The first day of the hearing to determine what sentence Oscar Pistorius will receive for the murder of Reeva Steenkamp has concluded.
Here are the key developments.
Two witnesses will speak in mitigation
- The defence says it will call two witnesses: the first, psychologist ProfessorJonathan Scholtz, gave evidence today. The second, so far unnamed, will speak about Pistorius’ charity work.
Scholtz: Pistorius should not return to prison
- Scholtz said in his view Pistorius was “broken” and should be in hospital rather than prison.
Further imprisonment would have a detrimental effect on him.
[It] would not be psychologically or socially constructive.
Mr Pistorius would be better served … if he gave back in a positive and constructive way, using his skills.
- The doctor said Pistorius’ depression, anxiety, paranoia and social phobia had worsened since his trial. He has post-traumatic stress disorder but is not a psychopath.
- Scholtz said Pistorius cannot bear the sound of gunfire, even on television, and has sold all his firearms.
Pistorius will not testify
- Scholtz said did not believe Pistorius was fit to testify in this hearing:
I don’t think he is able to be a witness in this trial: his condition is severe.
- But chief prosecutor Gerrie Nel asked why Pistorius had then been able to give an interview to Britain’s ITV, to be broadcast next week.
‘His risk of reoffending is low’
- The former athlete has participated in courses on anger management and restorative justice, and the doctor believed his risk of violent reoffending was low.
But he was ‘verbally violent and aggressive’ in prison
- Nel said a separate report by a prison psychologist found Pistorius was “verbally violent and aggressive” towards staff.
- Scholtz justified omitting this report from his own, saying it was a “poor report” and “unscientific”.
- Barry Roux, for the defence, said an episode in which Pistorius banged a table came after he had been denied access to a painkilling drug, Voltaren, for three weeks.
There are conflicting versions of his time in prison
- The prosecution argued that information in the psychological report about Pistorius being assaulted in prison and witnessing a hanging were untrue.
- Scholtz rejected a prosecution claim that two antidepressant drugs – Molipaxin and Cipralex – found in Pistorius’ cell were “illegal”.
Pistorius ‘accepts he murdered Steenkamp’
- Nel pushed Scholtz to confirm if Pistorius now admitted intentionally firing into the door and the person behind it (Pistorius had previously insisted it was an accident and/or self-defence):
Nel: Did Mr Pistorius indicate to you that he intentionally shot at the door knowing there was a person in the bathroom?
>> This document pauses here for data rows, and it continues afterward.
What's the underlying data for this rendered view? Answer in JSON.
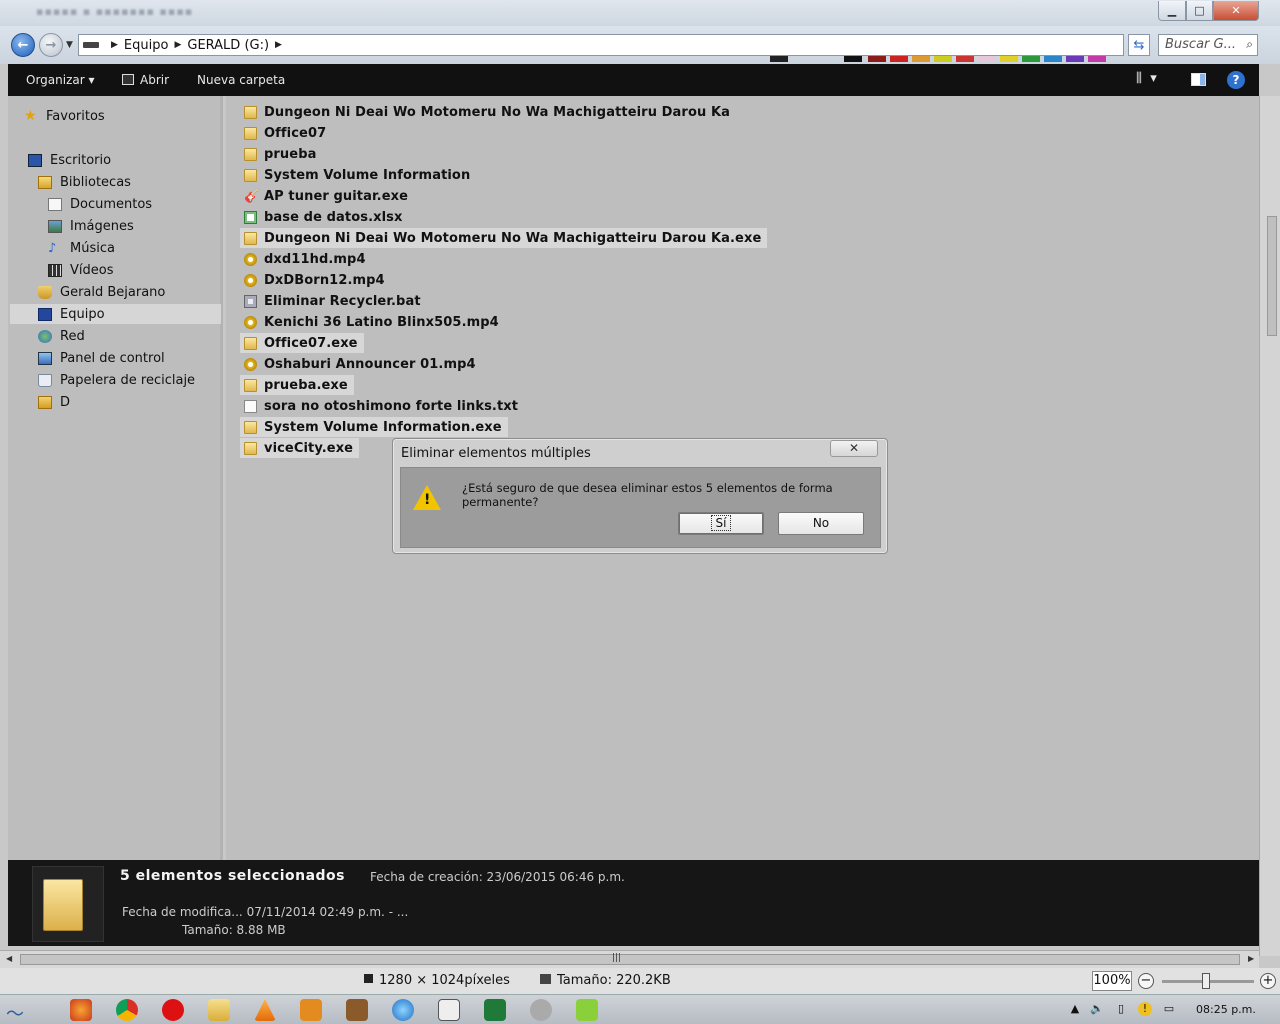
{
  "address": {
    "crumbs": [
      "Equipo",
      "GERALD (G:)"
    ],
    "search_placeholder": "Buscar G..."
  },
  "toolbar": {
    "organize": "Organizar ▾",
    "open": "Abrir",
    "new_folder": "Nueva carpeta"
  },
  "sidebar": {
    "items": [
      {
        "label": "Favoritos",
        "icon": "star-icon"
      },
      {
        "label": "Escritorio",
        "icon": "desktop-icon"
      },
      {
        "label": "Bibliotecas",
        "icon": "libraries-icon"
      },
      {
        "label": "Documentos",
        "icon": "documents-icon"
      },
      {
        "label": "Imágenes",
        "icon": "pictures-icon"
      },
      {
        "label": "Música",
        "icon": "music-icon"
      },
      {
        "label": "Vídeos",
        "icon": "videos-icon"
      },
      {
        "label": "Gerald Bejarano",
        "icon": "user-folder-icon"
      },
      {
        "label": "Equipo",
        "icon": "computer-icon"
      },
      {
        "label": "Red",
        "icon": "network-icon"
      },
      {
        "label": "Panel de control",
        "icon": "control-panel-icon"
      },
      {
        "label": "Papelera de reciclaje",
        "icon": "recycle-bin-icon"
      },
      {
        "label": "D",
        "icon": "folder-icon"
      }
    ]
  },
  "files": [
    {
      "name": "Dungeon Ni Deai Wo Motomeru No Wa Machigatteiru Darou Ka",
      "icon": "folder-icon",
      "selected": false
    },
    {
      "name": "Office07",
      "icon": "folder-icon",
      "selected": false
    },
    {
      "name": "prueba",
      "icon": "folder-icon",
      "selected": false
    },
    {
      "name": "System Volume Information",
      "icon": "folder-icon",
      "selected": false
    },
    {
      "name": "AP tuner guitar.exe",
      "icon": "guitar-icon",
      "selected": false
    },
    {
      "name": "base de datos.xlsx",
      "icon": "excel-icon",
      "selected": false
    },
    {
      "name": "Dungeon Ni Deai Wo Motomeru No Wa Machigatteiru Darou Ka.exe",
      "icon": "folder-icon",
      "selected": true
    },
    {
      "name": "dxd11hd.mp4",
      "icon": "media-icon",
      "selected": false
    },
    {
      "name": "DxDBorn12.mp4",
      "icon": "media-icon",
      "selected": false
    },
    {
      "name": "Eliminar Recycler.bat",
      "icon": "batch-icon",
      "selected": false
    },
    {
      "name": "Kenichi 36 Latino Blinx505.mp4",
      "icon": "media-icon",
      "selected": false
    },
    {
      "name": "Office07.exe",
      "icon": "folder-icon",
      "selected": true
    },
    {
      "name": "Oshaburi Announcer 01.mp4",
      "icon": "media-icon",
      "selected": false
    },
    {
      "name": "prueba.exe",
      "icon": "folder-icon",
      "selected": true
    },
    {
      "name": "sora no otoshimono forte links.txt",
      "icon": "text-file-icon",
      "selected": false
    },
    {
      "name": "System Volume Information.exe",
      "icon": "folder-icon",
      "selected": true
    },
    {
      "name": "viceCity.exe",
      "icon": "folder-icon",
      "selected": true
    }
  ],
  "details": {
    "title": "5 elementos seleccionados",
    "created": "Fecha de creación: 23/06/2015 06:46 p.m.",
    "modified": "Fecha de modifica... 07/11/2014 02:49 p.m. - ...",
    "size": "Tamaño: 8.88 MB"
  },
  "dialog": {
    "title": "Eliminar elementos múltiples",
    "message": "¿Está seguro de que desea eliminar estos 5 elementos de forma permanente?",
    "yes": "Sí",
    "no": "No",
    "close": "✕"
  },
  "viewer_status": {
    "dimensions": "1280 × 1024píxeles",
    "filesize": "Tamaño: 220.2KB",
    "zoom": "100%"
  },
  "taskbar": {
    "clock": "08:25 p.m."
  },
  "colors": {
    "toolbar_bg": "#111111",
    "dialog_body": "#9c9c9c",
    "warning": "#f2c400"
  }
}
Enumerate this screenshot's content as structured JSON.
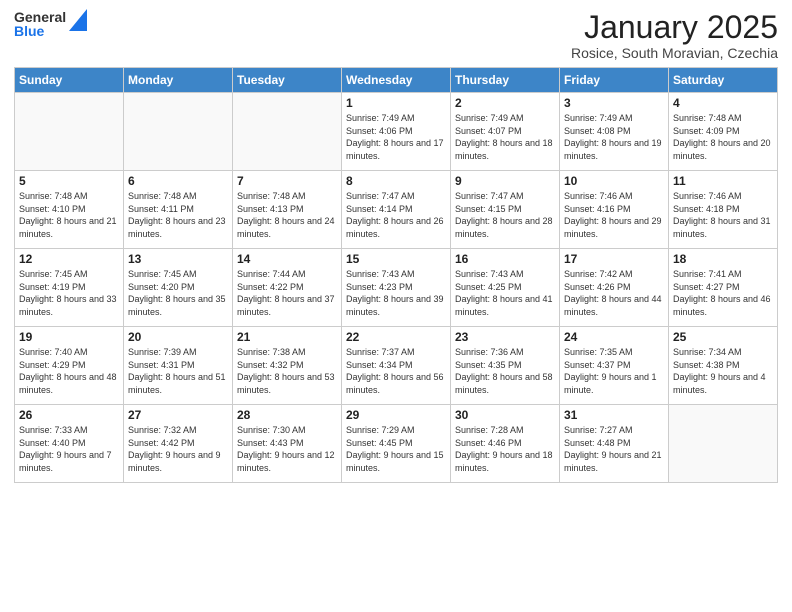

Scholtz: Yes …
Nel: That’s the first version of him intentionally shooting at the person that we’ve had in this court.
It’s not clear if the Steenkamps will testify
- Nel has not yet revealed how many witnesses he will call, or who they will be. Reports suggested Barry Steenkamp, Reeva Steenkamp’s father, might appear in aggravation of sentence.
- Nel said June Steenkamp had forgiven Pistorius, but “for her sake, not for his sake”.
- Scholtz told the court Pistorius had paid the Steenkamps R6,500 a month because:
This is the kind of person he is … It was not seen by him as some kind of means to change anything … This is what he does: he helps.
The court resumes on Tuesday at 9.30am local time (7.30am GMT), when we expect to hear from the second witness for the defence.